> **TASK TO COMPLETE**:
Retype each record shown below, leaving every character as it is.

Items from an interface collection
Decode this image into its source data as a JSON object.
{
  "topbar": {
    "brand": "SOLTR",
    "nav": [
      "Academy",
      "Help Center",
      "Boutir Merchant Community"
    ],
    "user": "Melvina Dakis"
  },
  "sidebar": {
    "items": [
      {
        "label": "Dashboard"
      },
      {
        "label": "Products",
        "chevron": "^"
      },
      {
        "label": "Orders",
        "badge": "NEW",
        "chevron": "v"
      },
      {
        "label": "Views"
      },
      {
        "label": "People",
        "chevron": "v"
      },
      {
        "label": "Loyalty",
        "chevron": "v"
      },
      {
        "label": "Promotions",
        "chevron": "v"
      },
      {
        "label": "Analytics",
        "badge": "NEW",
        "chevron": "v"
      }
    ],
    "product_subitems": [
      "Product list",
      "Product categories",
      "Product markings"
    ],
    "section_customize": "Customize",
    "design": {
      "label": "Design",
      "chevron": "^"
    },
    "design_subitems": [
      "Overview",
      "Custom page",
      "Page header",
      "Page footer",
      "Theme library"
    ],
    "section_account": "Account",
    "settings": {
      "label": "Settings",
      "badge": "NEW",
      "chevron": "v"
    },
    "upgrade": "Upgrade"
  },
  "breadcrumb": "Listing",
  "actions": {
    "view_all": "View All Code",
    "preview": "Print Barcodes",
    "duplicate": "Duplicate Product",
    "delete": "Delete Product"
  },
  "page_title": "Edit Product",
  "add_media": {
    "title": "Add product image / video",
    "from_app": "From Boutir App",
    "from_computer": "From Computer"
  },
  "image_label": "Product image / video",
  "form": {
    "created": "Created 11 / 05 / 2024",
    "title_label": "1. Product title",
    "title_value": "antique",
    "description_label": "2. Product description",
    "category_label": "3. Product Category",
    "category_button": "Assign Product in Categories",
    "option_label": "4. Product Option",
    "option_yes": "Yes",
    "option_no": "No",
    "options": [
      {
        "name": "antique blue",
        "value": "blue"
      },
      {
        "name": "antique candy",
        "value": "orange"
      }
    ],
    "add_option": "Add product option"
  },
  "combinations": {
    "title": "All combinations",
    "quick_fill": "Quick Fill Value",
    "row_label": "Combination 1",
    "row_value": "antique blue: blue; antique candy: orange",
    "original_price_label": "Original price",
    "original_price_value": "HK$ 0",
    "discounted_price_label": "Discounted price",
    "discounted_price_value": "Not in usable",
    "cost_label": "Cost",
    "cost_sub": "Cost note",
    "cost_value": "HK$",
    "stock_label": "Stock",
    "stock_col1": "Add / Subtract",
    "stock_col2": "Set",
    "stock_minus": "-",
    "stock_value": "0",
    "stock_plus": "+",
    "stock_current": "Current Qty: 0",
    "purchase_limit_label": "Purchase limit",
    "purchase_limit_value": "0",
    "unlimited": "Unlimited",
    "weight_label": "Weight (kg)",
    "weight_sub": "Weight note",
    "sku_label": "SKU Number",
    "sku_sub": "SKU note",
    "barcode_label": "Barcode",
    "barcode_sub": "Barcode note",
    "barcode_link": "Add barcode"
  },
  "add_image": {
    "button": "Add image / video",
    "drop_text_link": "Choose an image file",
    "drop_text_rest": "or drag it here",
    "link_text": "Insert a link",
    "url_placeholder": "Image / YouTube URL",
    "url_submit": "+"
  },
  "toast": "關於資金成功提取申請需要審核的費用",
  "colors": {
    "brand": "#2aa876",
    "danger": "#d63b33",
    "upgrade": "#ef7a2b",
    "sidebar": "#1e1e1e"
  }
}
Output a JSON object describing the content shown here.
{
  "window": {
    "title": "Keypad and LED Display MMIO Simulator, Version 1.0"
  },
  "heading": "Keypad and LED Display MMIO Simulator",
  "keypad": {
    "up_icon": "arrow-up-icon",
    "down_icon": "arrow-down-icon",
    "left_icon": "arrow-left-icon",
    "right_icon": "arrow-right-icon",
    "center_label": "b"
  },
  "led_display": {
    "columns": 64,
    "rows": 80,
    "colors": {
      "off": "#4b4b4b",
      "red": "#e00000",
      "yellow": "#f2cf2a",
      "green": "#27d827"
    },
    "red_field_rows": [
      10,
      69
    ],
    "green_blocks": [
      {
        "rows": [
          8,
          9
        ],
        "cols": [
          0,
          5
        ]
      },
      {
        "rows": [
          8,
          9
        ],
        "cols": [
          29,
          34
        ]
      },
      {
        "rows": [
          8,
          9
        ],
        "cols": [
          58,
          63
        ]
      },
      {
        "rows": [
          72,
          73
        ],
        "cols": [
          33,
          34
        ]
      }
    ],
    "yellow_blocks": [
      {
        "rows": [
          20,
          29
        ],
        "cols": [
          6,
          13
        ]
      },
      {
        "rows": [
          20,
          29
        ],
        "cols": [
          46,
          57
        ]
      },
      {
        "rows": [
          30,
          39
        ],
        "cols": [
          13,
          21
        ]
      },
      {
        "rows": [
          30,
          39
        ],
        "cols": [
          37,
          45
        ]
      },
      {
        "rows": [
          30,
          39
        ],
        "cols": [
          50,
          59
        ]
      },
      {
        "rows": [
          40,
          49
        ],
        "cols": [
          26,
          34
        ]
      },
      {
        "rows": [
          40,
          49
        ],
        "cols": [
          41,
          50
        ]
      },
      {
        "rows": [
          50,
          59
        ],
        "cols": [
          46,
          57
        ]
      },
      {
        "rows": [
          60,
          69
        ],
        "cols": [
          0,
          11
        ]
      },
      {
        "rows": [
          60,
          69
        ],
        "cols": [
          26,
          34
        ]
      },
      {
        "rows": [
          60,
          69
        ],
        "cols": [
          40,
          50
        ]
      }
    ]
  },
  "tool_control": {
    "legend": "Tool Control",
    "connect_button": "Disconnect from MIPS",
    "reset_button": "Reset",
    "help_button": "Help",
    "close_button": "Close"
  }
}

> **OUTPUT BELOW**:
Decode this image into its source data as a JSON object.
{
  "topbar": {
    "brand": "SOLTR",
    "nav": [
      "Academy",
      "Help Center",
      "Boutir Merchant Community"
    ],
    "user": "Melvina Dakis"
  },
  "sidebar": {
    "items": [
      {
        "label": "Dashboard"
      },
      {
        "label": "Products",
        "chevron": "^"
      },
      {
        "label": "Orders",
        "badge": "NEW",
        "chevron": "v"
      },
      {
        "label": "Views"
      },
      {
        "label": "People",
        "chevron": "v"
      },
      {
        "label": "Loyalty",
        "chevron": "v"
      },
      {
        "label": "Promotions",
        "chevron": "v"
      },
      {
        "label": "Analytics",
        "badge": "NEW",
        "chevron": "v"
      }
    ],
    "product_subitems": [
      "Product list",
      "Product categories",
      "Product markings"
    ],
    "section_customize": "Customize",
    "design": {
      "label": "Design",
      "chevron": "^"
    },
    "design_subitems": [
      "Overview",
      "Custom page",
      "Page header",
      "Page footer",
      "Theme library"
    ],
    "section_account": "Account",
    "settings": {
      "label": "Settings",
      "badge": "NEW",
      "chevron": "v"
    },
    "upgrade": "Upgrade"
  },
  "breadcrumb": "Listing",
  "actions": {
    "view_all": "View All Code",
    "preview": "Print Barcodes",
    "duplicate": "Duplicate Product",
    "delete": "Delete Product"
  },
  "page_title": "Edit Product",
  "add_media": {
    "title": "Add product image / video",
    "from_app": "From Boutir App",
    "from_computer": "From Computer"
  },
  "image_label": "Product image / video",
  "form": {
    "created": "Created 11 / 05 / 2024",
    "title_label": "1. Product title",
    "title_value": "antique",
    "description_label": "2. Product description",
    "category_label": "3. Product Category",
    "category_button": "Assign Product in Categories",
    "option_label": "4. Product Option",
    "option_yes": "Yes",
    "option_no": "No",
    "options": [
      {
        "name": "antique blue",
        "value": "blue"
      },
      {
        "name": "antique candy",
        "value": "orange"
      }
    ],
    "add_option": "Add product option"
  },
  "combinations": {
    "title": "All combinations",
    "quick_fill": "Quick Fill Value",
    "row_label": "Combination 1",
    "row_value": "antique blue: blue; antique candy: orange",
    "original_price_label": "Original price",
    "original_price_value": "HK$ 0",
    "discounted_price_label": "Discounted price",
    "discounted_price_value": "Not in usable",
    "cost_label": "Cost",
    "cost_sub": "Cost note",
    "cost_value": "HK$",
    "stock_label": "Stock",
    "stock_col1": "Add / Subtract",
    "stock_col2": "Set",
    "stock_minus": "-",
    "stock_value": "0",
    "stock_plus": "+",
    "stock_current": "Current Qty: 0",
    "purchase_limit_label": "Purchase limit",
    "purchase_limit_value": "0",
    "unlimited": "Unlimited",
    "weight_label": "Weight (kg)",
    "weight_sub": "Weight note",
    "sku_label": "SKU Number",
    "sku_sub": "SKU note",
    "barcode_label": "Barcode",
    "barcode_sub": "Barcode note",
    "barcode_link": "Add barcode"
  },
  "add_image": {
    "button": "Add image / video",
    "drop_text_link": "Choose an image file",
    "drop_text_rest": "or drag it here",
    "link_text": "Insert a link",
    "url_placeholder": "Image / YouTube URL",
    "url_submit": "+"
  },
  "toast": "關於資金成功提取申請需要審核的費用",
  "colors": {
    "brand": "#2aa876",
    "danger": "#d63b33",
    "upgrade": "#ef7a2b",
    "sidebar": "#1e1e1e"
  }
}
Output a JSON object describing the content shown here.
{
  "window": {
    "title": "Keypad and LED Display MMIO Simulator, Version 1.0"
  },
  "heading": "Keypad and LED Display MMIO Simulator",
  "keypad": {
    "up_icon": "arrow-up-icon",
    "down_icon": "arrow-down-icon",
    "left_icon": "arrow-left-icon",
    "right_icon": "arrow-right-icon",
    "center_label": "b"
  },
  "led_display": {
    "columns": 64,
    "rows": 80,
    "colors": {
      "off": "#4b4b4b",
      "red": "#e00000",
      "yellow": "#f2cf2a",
      "green": "#27d827"
    },
    "red_field_rows": [
      10,
      69
    ],
    "green_blocks": [
      {
        "rows": [
          8,
          9
        ],
        "cols": [
          0,
          5
        ]
      },
      {
        "rows": [
          8,
          9
        ],
        "cols": [
          29,
          34
        ]
      },
      {
        "rows": [
          8,
          9
        ],
        "cols": [
          58,
          63
        ]
      },
      {
        "rows": [
          72,
          73
        ],
        "cols": [
          33,
          34
        ]
      }
    ],
    "yellow_blocks": [
      {
        "rows": [
          20,
          29
        ],
        "cols": [
          6,
          13
        ]
      },
      {
        "rows": [
          20,
          29
        ],
        "cols": [
          46,
          57
        ]
      },
      {
        "rows": [
          30,
          39
        ],
        "cols": [
          13,
          21
        ]
      },
      {
        "rows": [
          30,
          39
        ],
        "cols": [
          37,
          45
        ]
      },
      {
        "rows": [
          30,
          39
        ],
        "cols": [
          50,
          59
        ]
      },
      {
        "rows": [
          40,
          49
        ],
        "cols": [
          26,
          34
        ]
      },
      {
        "rows": [
          40,
          49
        ],
        "cols": [
          41,
          50
        ]
      },
      {
        "rows": [
          50,
          59
        ],
        "cols": [
          46,
          57
        ]
      },
      {
        "rows": [
          60,
          69
        ],
        "cols": [
          0,
          11
        ]
      },
      {
        "rows": [
          60,
          69
        ],
        "cols": [
          26,
          34
        ]
      },
      {
        "rows": [
          60,
          69
        ],
        "cols": [
          40,
          50
        ]
      }
    ]
  },
  "tool_control": {
    "legend": "Tool Control",
    "connect_button": "Disconnect from MIPS",
    "reset_button": "Reset",
    "help_button": "Help",
    "close_button": "Close"
  }
}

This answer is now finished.